The most frequent question we get is, “how much does it cost to move to an apartment?” We have covered the topic many times before, so this time we’ll start by looking at what it will cost to live in your first apartment. We estimate the cost at various salary levels, ranging from $20,000 to $50,000, so you can figure out if living on your own is affordable at your salary. The estimated taxes and expenses below assume a single individual who takes a standard tax deduction and who does not get medical insurance through employment. The state and local taxes and commuting costs are pegged to New York City levels and will be most likely less in other cities. The monthly rent is estimated at the HUD’s recommended maximum of 1/40th of your annual salary. Of course, your actual expenses will vary, depending on your personal tax and employment situation, but the chart below gives you some rough guidelines. Note: If you have student loans, car loans or credit card debt, those payments have to come off first from your take-home pay.

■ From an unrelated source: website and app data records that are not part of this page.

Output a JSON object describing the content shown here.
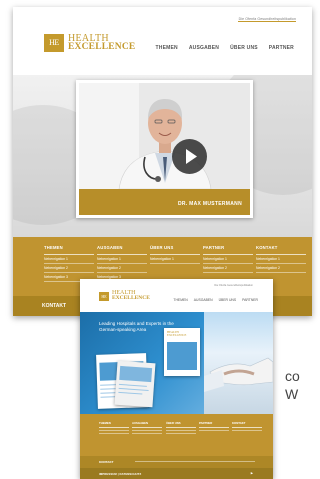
{
  "back_page": {
    "top_link": "Die Ofenfa Gesundheitspublikation",
    "logo": {
      "monogram": "HE",
      "line1": "HEALTH",
      "line2": "EXCELLENCE"
    },
    "nav": [
      "THEMEN",
      "AUSGABEN",
      "ÜBER UNS",
      "PARTNER"
    ],
    "video": {
      "caption": "DR. MAX MUSTERMANN",
      "icon": "play-icon"
    },
    "footer_columns": [
      {
        "title": "THEMEN",
        "links": [
          "Nebenrigation 1",
          "Nebenrigation 2",
          "Nebenrigation 3"
        ]
      },
      {
        "title": "AUSGABEN",
        "links": [
          "Nebenrigation 1",
          "Nebenrigation 2",
          "Nebenrigation 3"
        ]
      },
      {
        "title": "ÜBER UNS",
        "links": [
          "Nebenrigation 1"
        ]
      },
      {
        "title": "PARTNER",
        "links": [
          "Nebenrigation 1",
          "Nebenrigation 2"
        ]
      },
      {
        "title": "KONTAKT",
        "links": [
          "Nebenrigation 1",
          "Nebenrigation 2"
        ]
      }
    ],
    "bottom_label": "KONTAKT"
  },
  "front_page": {
    "logo": {
      "monogram": "HE",
      "line1": "HEALTH",
      "line2": "EXCELLENCE"
    },
    "nav": [
      "THEMEN",
      "AUSGABEN",
      "ÜBER UNS",
      "PARTNER"
    ],
    "hero_text": "Leading Hospitals and Experts in the German-speaking Area",
    "magazine_title_line1": "HEALTH",
    "magazine_title_line2": "EXCELLENCE",
    "footer_columns": [
      "THEMEN",
      "AUSGABEN",
      "ÜBER UNS",
      "PARTNER",
      "KONTAKT"
    ],
    "bottom_label": "KONTAKT",
    "bottom_label_2": "IMPRESSUM | DATENSCHUTZ"
  },
  "side_text": {
    "line1": "co",
    "line2": "W"
  },
  "colors": {
    "gold": "#c09430",
    "gold_dark": "#a98321",
    "blue": "#2e8fcf"
  }
}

If it looks like you’ll be able to cover all your expenses and have a little left over for savings and for going out with your friends now and then, you’ll need to figure out next how much money you have to save before you start looking. In addition to the first month’s rent, your landlord wants a security deposit, too. There are also smaller expenses for credit check fees and possibly other fees related to securing the lease. (Typically, these fees are lower in a roommate situation.) And as it comes to furniture, in the minimum, you’ll need a bed to sleep on. If you meet the savings targets below before you start your apartment hunt, you’ll have a good chance of landing your first apartment. In terms of timing, if you can live with family or friends and save the money you’d otherwise pay for rent, you should be able to hit the savings target in just three short months.